Top of Input records

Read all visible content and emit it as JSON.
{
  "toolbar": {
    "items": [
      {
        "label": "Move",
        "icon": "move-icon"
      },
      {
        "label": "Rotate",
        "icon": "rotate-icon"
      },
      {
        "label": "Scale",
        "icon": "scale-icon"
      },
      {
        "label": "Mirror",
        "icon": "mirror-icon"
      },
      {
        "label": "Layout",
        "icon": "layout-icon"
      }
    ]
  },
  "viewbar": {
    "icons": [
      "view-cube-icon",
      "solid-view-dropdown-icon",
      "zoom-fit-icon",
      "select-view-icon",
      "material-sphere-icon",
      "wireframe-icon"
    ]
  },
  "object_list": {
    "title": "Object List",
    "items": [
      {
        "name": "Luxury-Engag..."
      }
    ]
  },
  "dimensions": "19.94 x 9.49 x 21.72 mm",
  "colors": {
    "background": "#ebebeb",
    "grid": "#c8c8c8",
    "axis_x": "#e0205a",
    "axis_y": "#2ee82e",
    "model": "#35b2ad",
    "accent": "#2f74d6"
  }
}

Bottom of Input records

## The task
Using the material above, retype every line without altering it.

## Solution for this problem
Read all visible content and emit it as JSON.
{
  "toolbar": {
    "items": [
      {
        "label": "Move",
        "icon": "move-icon"
      },
      {
        "label": "Rotate",
        "icon": "rotate-icon"
      },
      {
        "label": "Scale",
        "icon": "scale-icon"
      },
      {
        "label": "Mirror",
        "icon": "mirror-icon"
      },
      {
        "label": "Layout",
        "icon": "layout-icon"
      }
    ]
  },
  "viewbar": {
    "icons": [
      "view-cube-icon",
      "solid-view-dropdown-icon",
      "zoom-fit-icon",
      "select-view-icon",
      "material-sphere-icon",
      "wireframe-icon"
    ]
  },
  "object_list": {
    "title": "Object List",
    "items": [
      {
        "name": "Luxury-Engag..."
      }
    ]
  },
  "dimensions": "19.94 x 9.49 x 21.72 mm",
  "colors": {
    "background": "#ebebeb",
    "grid": "#c8c8c8",
    "axis_x": "#e0205a",
    "axis_y": "#2ee82e",
    "model": "#35b2ad",
    "accent": "#2f74d6"
  }
}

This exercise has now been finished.